We are now seeing the matur­a­tion of the system created by the Supreme Court’s dereg­u­lat­ory zeal in Citizens United v. FEC. That decision allowed corpor­a­tions and unions to spend their general treas­ury funds on polit­ics. While many feared the decision would result in for-profit corpor­a­tions spend­ing massive amounts directly on elec­tions, it is now clear that the largest impact was a prolif­er­a­tion of outside groups dedic­ated to influ­en­cing elec­tions (some of which may, in fact, be conduits for corpor­ate money). Citizens United led to the creation of super PACs and an explo­sion in the use of nonprofit organ­iz­a­tions to influ­ence elec­tions. Super PACs and nonprofits can accept unlim­ited contri­bu­tions from indi­vidu­als, corpor­a­tions, and unions.

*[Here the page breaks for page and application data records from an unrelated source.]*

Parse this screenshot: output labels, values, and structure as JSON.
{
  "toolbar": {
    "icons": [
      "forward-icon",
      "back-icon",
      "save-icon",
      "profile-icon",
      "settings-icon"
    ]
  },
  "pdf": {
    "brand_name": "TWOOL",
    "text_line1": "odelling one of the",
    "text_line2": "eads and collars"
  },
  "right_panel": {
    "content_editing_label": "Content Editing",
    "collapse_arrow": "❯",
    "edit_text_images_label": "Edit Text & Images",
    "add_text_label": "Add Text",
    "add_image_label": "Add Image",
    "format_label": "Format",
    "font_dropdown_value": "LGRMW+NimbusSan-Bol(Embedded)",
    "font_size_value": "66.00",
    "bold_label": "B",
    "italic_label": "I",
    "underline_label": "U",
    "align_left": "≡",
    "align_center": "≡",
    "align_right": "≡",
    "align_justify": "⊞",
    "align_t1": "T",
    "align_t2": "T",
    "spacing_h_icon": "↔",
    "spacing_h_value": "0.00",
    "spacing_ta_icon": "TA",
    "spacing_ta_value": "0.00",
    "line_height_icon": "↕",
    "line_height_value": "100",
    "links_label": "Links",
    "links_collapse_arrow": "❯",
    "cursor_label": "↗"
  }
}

Nonprofits are not required to disclose the iden­tit­ies of their donors.

The real­ity of the post-Citizens United world bears little resemb­lance to the Supreme Court’s rose-colored assump­tions. The Court described a system where imme­di­ate disclos­ure would keep the public informed of the poten­tial influ­ence of money. The real­ity is that most nonparty outside spend­ing origin­ates with hidden sources. The Court assumed that outside spend­ing could not corrupt candid­ates because it comes from entit­ies whose activ­ity is inde­pend­ent of candid­ates’ campaigns. The real­ity is that outside groups, some devoted to elect­ing a single candid­ate, cooper­ate with candid­ates in many ways, poten­tially making their unlim­ited contri­bu­tions as valu­able to candid­ates as the direct contri­bu­tions that are subject to strict caps.

This report describes the real­it­ies created by Citizens United by examin­ing the races where it is likely to have the biggest impact in 2014: compet­it­ive races for the U.S. Senate. Money is pour­ing into these races because the Repub­lic­ans are widely seen as having a good chance to take the cham­ber from the Demo­crats, which along with their solid major­ity in the U.S. House, would give them control of Congress.

Our main find­ings include:

Dark Money

  • Dark-money groups that hide some or all of their donors accoun­ted for $88.6 million, or 56 percent, of nonparty outside spend­ing.
    • In the seven races for which we have data on both candid­ate and non-candid­ate spend­ing, dark money amoun­ted to 24 percent of all spend­ing.
    • Our analysis does not include tens of millions of dollars spent on ads that are not required to be repor­ted to the FEC, all of which is dark money, mean­ing the true portion of outside spend­ing is higher.
  • Outside spend­ing in favor of Repub­lic­ans is much more likely to be dark money, (80 percent of nonparty outside expendit­ures), than pro-Demo­crat spend­ing (32 percent of which comes from dark-money groups).

Single-Candid­ate Groups

  • Single-candid­ate outside groups are active in every state in our sample, and they accoun­ted for approx­im­ately half of nonparty spend­ing in Alaska and Kentucky, as well as 30 percent in Geor­gia.
    • There is more single-candid­ate group spend­ing on the Repub­lican side, at $20 million. Pro-Demo­crat candid­ate-specific groups spent $8.3 million. There is reason to believe the partisan differ­ence is due to the fundrais­ing success of Senate Major­ity PAC, a Demo­crat-aligned group and the biggest non-candid­ate spender in our sample. Senate Major­ity has appar­ently attrac­ted donors who might other­wise have given to Demo­cratic single-candid­ate groups.
  • Single-candid­ate groups that are also dark-money groups are a new phenomenon in this elec­tion. In our sample, six of the eight highest-spend­ing candid­ate-specific groups hide some or all of their donors, includ­ing the top candid­ate-specific spender over­all.
  • Single-candid­ate groups depend heav­ily on money from double-dipping donors — indi­vidu­als who have given up to the legal limit in direct contri­bu­tions to the favored candid­ate’s campaign. All but one of these groups got the great major­ity of their indi­vidual dona­tions from maxed-out campaign donors.
    • At least 76 donors gave money to single-candid­ate groups in addi­tion to giving the maximum amount to either the favored candid­ate’s primary or general campaign.
  • Single-candid­ate groups also accept sizable contri­bu­tions from corpor­a­tions and unions, which are completely prohib­ited from giving directly to candid­ates. Some groups got all their revenue from these entit­ies.